LAWN & TURF: PEST MANAGEMENT

Concerns about health, the environment and the increasing resistance of pests to chemicals have forced people to reconsider practices they once took for granted. The regular preventive application of traditional pesticides is one example. Most people don't realize that, in general, nature takes pretty good care of itself. Healthy plants can usually fend off pest attacks, while predatory insects and birds may keep undesirable insects under control. Thus, the preventive use of pesticides is unnecessary. Also, many insects are beneficial with less than 1 percent of all insects being harmful to plants.

Think before you plant. It takes considerable amounts of pesticides to protect plants weakened by unfavorable growing conditions. Know which plants can tolerate the conditions in your yard and plant them. Concentrate on pest-resistant varieties.

Go easy on water and fertilizer. Over watering and over fertilizing cause excessive growth, making them vulnerable to insects and disease. Encourage healthy growth and maintain the quality of your landscape by applying fertilizer and water only when needed and in moderate amounts.

Mowing grass too short and severely shearing trees and shrubs weakens them, inviting pests. Mow to the proper height and prune selectively. Remember, leaves are necessary to produce food for the plant.

Scout the yard for pests. Inspecting plants for pests helps identify problems early, before they get out of hand. Common plant pests in this area include aphids, mealybugs, scales, whiteflies, thrips, spider mites and caterpillars. Detecting small insects and mites can be difficult; life cycles as short as one week add to the problem.

To detect small pests, strike the leaves of small branches against a sheet of white paper and use a ten-power (10X) magnifying glass. Scales and whitefly larvae attach to the plant. Look for them on branches and the undersides of leaves.

Sooty mold on foliage is a good indicator of infestation by insect pests that pierce the plant and suck sap. These insects often secrete a sugary product known as honeydew. This substance encourages the growth of black fungi which appear as sooty mold.
Ants are another good indicator of the presence of pest insects as they feed on honeydew and care for insects that produce it.

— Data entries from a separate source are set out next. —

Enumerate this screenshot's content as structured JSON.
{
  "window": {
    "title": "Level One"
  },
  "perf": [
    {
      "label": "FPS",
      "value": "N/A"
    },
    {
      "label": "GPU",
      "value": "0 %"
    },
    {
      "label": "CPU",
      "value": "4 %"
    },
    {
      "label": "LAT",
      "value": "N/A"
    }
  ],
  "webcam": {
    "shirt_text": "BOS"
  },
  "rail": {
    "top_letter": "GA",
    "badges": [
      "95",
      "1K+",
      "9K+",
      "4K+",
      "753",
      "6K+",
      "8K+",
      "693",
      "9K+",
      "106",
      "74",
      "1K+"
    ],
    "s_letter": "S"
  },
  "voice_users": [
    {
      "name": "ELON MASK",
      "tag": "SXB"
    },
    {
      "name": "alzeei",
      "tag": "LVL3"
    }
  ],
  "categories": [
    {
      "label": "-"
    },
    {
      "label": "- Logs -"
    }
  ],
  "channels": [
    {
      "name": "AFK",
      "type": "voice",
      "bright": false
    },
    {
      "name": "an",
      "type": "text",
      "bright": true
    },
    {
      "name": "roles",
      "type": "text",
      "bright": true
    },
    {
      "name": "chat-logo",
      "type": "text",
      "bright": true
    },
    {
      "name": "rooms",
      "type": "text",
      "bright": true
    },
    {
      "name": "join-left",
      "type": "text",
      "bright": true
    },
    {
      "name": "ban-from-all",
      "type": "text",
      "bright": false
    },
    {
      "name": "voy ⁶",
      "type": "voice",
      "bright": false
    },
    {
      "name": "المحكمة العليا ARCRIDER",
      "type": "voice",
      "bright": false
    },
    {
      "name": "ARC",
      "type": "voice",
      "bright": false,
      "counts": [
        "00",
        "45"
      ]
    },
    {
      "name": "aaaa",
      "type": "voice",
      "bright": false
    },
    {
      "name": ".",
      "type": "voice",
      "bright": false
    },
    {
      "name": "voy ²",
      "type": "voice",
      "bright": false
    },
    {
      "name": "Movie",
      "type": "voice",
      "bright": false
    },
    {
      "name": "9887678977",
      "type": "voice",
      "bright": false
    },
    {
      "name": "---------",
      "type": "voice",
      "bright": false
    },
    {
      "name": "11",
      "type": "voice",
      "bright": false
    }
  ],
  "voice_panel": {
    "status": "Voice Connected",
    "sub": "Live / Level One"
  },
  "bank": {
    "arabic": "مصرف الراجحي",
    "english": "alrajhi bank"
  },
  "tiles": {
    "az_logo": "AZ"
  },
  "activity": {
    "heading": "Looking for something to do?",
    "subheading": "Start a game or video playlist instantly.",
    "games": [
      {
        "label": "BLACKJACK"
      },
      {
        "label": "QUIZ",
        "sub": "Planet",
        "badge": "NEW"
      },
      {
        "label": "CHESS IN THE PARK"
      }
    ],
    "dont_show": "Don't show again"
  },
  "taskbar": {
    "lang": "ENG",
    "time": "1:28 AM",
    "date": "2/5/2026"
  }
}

Extensive plant damage with few pests may signal the decline of a pest population. Beneficial insects may already be doing the job for you. These may include lady beetles (commonly called lady bugs), lacewings and parasitic wasps.

Tolerate some insect damage and leaf disease on plants. No one can maintain an insect- and disease-free landscape, and a little damage won't hurt your plants. Remember, to have the "good guys" there must be some "bad guys" as a food source.
Handpicking, pruning or spraying with water are effective controls of some insect pests if you catch the damage early. Many insect problems can be reduced or eliminated by removing a few affected leaves or plant parts.

Protect the beneficial insects in your landscape by avoiding blanket applications of pesticides. Treat for specific pests and only treat the affected plant. Avoid using broad-spectrum pesticides. Remember, broad-spectrum pesticides are not selective; they also kill beneficial insects.

Safer alternatives to traditional, chemical pesticides include insecticidal soaps, horticultural oils and products containing a bacterium called Bacillus thuringiensis.

 

For more information go to: http://edis.ifas.ufl.edu/EP079
A Guide to Environmentally Friendly Landscaping: Florida Yards and Neighborhoods Handbook
Allen Garner, John Stevely, Heidi Smith, Mary Hoppe, Tracy Floyd and Paul Hinchcliff. Environmental Horticulture Department, Florida Cooperative Extension Service, Institute of Agriculture Sciences, University of Florida. Publication date: May 2001